The 1956 vintage was devastating in Bordeaux.  A killer winter frost destroyed two-thirds of the vineyards at Pétrus.  Any surviving vines were regrafted with new vines.  That was also the last year that some of the production was sold off in cask.  Selling off by cask and letting the customer (usually a nègociant or distributor, but sometimes a customer) bottle the wine at their leisure was historically often done.  As wineries wanted better control over the finished product, this practice was eliminated.  Of course, it required more resources to bottle and then store the wines until they were ready for market.  Today, almost all wineries bottle their own wine. 

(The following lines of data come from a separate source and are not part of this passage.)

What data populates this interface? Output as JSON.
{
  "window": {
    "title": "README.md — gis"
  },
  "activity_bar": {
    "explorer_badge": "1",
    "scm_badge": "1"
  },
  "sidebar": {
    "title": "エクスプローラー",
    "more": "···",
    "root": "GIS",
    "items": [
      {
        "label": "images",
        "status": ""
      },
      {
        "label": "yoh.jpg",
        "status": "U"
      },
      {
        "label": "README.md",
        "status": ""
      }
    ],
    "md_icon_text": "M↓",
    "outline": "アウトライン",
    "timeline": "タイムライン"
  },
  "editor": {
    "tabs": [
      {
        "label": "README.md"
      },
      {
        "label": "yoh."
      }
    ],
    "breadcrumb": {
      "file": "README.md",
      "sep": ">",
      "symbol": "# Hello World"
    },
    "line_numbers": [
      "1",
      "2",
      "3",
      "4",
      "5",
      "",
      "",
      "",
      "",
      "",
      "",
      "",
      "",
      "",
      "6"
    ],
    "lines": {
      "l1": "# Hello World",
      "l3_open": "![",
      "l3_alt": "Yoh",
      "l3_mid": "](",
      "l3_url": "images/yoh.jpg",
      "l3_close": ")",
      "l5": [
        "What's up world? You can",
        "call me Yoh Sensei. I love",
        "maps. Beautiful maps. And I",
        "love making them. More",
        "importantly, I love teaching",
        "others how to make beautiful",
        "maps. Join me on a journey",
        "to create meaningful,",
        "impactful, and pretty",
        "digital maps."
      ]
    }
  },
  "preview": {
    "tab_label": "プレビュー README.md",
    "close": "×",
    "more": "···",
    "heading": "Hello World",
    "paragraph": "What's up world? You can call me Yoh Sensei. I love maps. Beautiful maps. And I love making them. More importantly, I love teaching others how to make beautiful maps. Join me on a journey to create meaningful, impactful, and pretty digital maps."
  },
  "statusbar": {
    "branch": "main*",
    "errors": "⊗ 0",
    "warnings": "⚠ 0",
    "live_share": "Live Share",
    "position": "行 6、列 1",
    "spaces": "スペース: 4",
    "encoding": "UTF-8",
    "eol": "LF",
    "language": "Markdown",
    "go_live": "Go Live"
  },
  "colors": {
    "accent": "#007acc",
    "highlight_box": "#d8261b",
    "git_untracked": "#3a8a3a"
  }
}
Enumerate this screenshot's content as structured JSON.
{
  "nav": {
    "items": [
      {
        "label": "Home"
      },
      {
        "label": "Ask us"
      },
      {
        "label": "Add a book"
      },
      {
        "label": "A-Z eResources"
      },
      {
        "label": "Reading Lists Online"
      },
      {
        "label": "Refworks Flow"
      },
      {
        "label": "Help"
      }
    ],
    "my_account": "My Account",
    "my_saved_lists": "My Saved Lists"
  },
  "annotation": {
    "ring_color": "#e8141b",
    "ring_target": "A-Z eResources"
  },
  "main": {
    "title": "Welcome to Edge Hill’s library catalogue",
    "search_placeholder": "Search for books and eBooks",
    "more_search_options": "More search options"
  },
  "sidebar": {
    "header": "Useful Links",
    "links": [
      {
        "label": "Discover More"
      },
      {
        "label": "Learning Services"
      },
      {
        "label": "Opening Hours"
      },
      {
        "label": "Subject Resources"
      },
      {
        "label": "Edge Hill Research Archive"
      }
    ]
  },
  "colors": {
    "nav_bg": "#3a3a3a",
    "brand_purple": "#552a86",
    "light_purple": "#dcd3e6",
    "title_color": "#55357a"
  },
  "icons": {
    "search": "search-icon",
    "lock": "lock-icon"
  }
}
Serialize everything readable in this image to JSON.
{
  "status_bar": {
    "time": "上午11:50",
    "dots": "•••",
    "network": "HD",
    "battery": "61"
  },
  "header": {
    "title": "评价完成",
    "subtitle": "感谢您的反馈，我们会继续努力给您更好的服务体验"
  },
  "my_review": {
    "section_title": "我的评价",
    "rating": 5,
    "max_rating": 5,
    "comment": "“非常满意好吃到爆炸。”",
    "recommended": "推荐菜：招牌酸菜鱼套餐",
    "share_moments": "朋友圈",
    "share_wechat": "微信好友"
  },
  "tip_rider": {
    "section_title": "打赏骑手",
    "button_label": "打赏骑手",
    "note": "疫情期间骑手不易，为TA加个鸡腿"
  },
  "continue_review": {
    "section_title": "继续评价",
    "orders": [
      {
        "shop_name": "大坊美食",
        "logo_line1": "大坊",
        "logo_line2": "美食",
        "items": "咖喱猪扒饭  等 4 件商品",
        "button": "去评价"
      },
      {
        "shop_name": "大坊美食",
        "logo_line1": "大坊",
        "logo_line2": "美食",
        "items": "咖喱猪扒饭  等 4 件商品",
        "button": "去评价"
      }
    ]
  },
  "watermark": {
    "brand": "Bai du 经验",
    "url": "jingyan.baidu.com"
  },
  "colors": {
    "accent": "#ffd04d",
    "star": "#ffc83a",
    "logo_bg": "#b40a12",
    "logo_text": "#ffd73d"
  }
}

Mme. Loubat passed away in 1961, one of the greatest vintages ever for Pétrus.  The estate was divided between a niece, Lily-Paul Lacoste-Loubat and nephew Monsieur Lignac, with Mouiex being given a share to serve as a tie breaker (if needed) and to keep his influence for the estate.  In 1964 Moueix bought the nephews’ shares.  That same year, Jean-Claud Berrouet became the oenologist.  In 1969, the estate was expanded when twelve acres were purchased from Chateau Gazin.  In 1970, Christian Moueix (Jean-Pierre’s younger son) took control of the operations at Pétrus .  Eventually Jean-Pierre Moueix was able to buy Mme Lacoste-Loubat’s shares, leaving him firmly as the sole owner of the company. 

Jean-Pierre Moueix died in 2003 and his older son Jean-Francois Moueix was left control of Pétrus.  As part of this, he controlled distribution within France.  Christian Moueix continues to oversee the vineyard, winemaking, marketing and exports.  In 2007, Jean Claude Berrouet retired as the technical director and was replaced by Eric Murisaco.  Olivier Berrouet, Jean-Claude’s son, became the new winemaker.